The latest Rejuvenation Research is out, following closely on the heels of volume 9, number 1. I pointed out some of the items I found most interesting in that previous issue last month; this new issue is a sizeable one. My picks below hardly scratch the surface, and you'll find a lot to read.
Aging should be considered a major risk factor for life-threatening degenerative pathologies including atherosclerosis, cancer, neurodegeneration, diabetes type II, osteoporosis, and sarcopenia. ... Currently predominant disease-oriented paradigm should be reconsidered toward aging/longevity oriented.
This is a very important topic at the infrastructure and cultural levels of medical research; the present "discover and patch" methodology is inefficient - and ultimately ineffective - in comparison to a focus on repairing and preventing the root causes of aging.
The human mitochondrion contains a small circular genome that codes for 13 proteins, 22 tRNAs, and 2 rRNAs. The proteins are all inner membrane bound components of complexes involved in the electron transport system and ATP formation. Mutations to any of the 13 proteins affect cellular behavior because energy production could be decreased. Investigators have attempted to find methods to correct these mutated proteins. One way is to express the mitochondrial gene in the nucleus (called allotopic expression). The newly synthesized protein would have to be imported into mitochondria and assembled into complexes. This paper reviews some of the successful attempts to achieve allotopic expression and discusses some issues that might affect the ability to have the proteins properly inserted into the inner membrane.
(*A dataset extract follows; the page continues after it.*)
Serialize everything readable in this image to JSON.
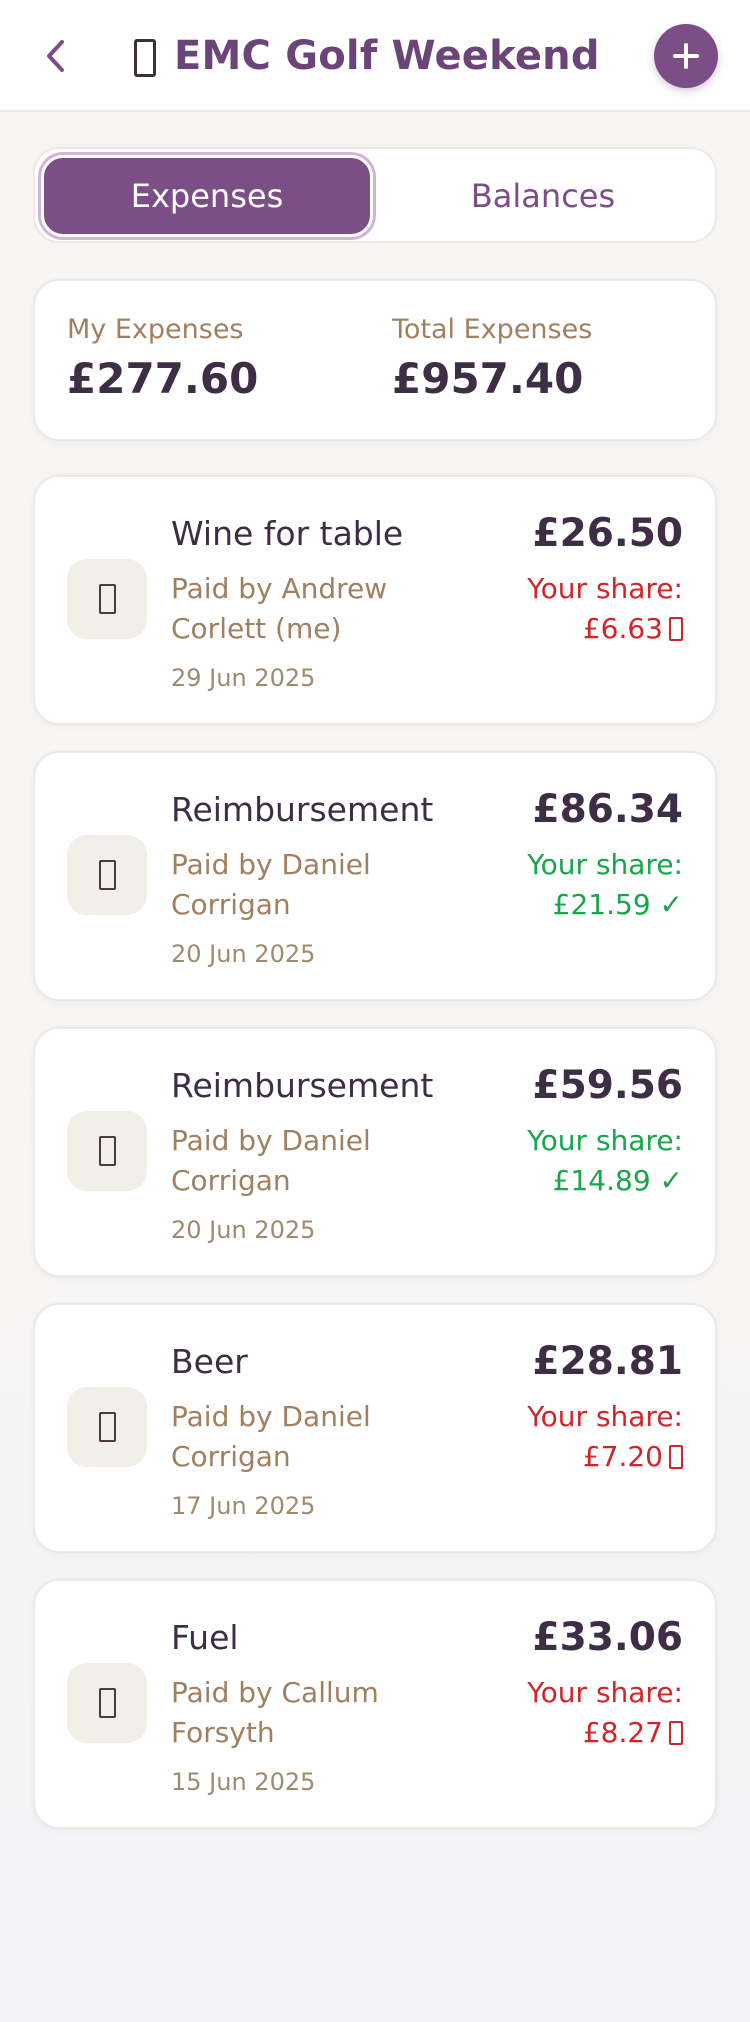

More researchers are looking into ways to alleviate or prevent age-related damage to mitochondrial DNA - this is one area of basic anti-aging science in which funding from traditional disease-focused sources is plausible, given the strong (and growing) weight of evidence associating mitochondrial dysfunction with widespread and well-known age-related conditions.
Other groups are making progress in methods of replacing damaging mitochondrial DNA (mtDNA), a different approach to the SENS proposal of moving these genes into the comparatively well-protected nucleus. Competition and variety are good signs - may the best methodologies win.
Following on from this, a couple of papers demonstrate the positive effects of calorie restriction (CR) on mitochondrial function; not too surprising considering the relationship between the metabolic processes and damage to mitochondria. This sort of result lends strength to any claim that CR "slows aging" by showing a portion of how it does so - in this case by reducing the rate of one class of changes at the root of degenerative aging.
A decrease of the mtDNA content occurs with aging in liver and soleus muscle, whereas there is no age-related significant change of mtDNA content in brain. CR fully reverses the age-dependent loss of mtDNA in liver and soleus, whereas it results in a significant increase of mtDNA amount above the value of aged ad libitum fed rats in brain.
The present results show that CR largely prevents the age-associated decline in mitochondrial function in heart and skeletal muscles, and suggest that this is secondary to a better-maintained drive on mitochondrial biogenesis.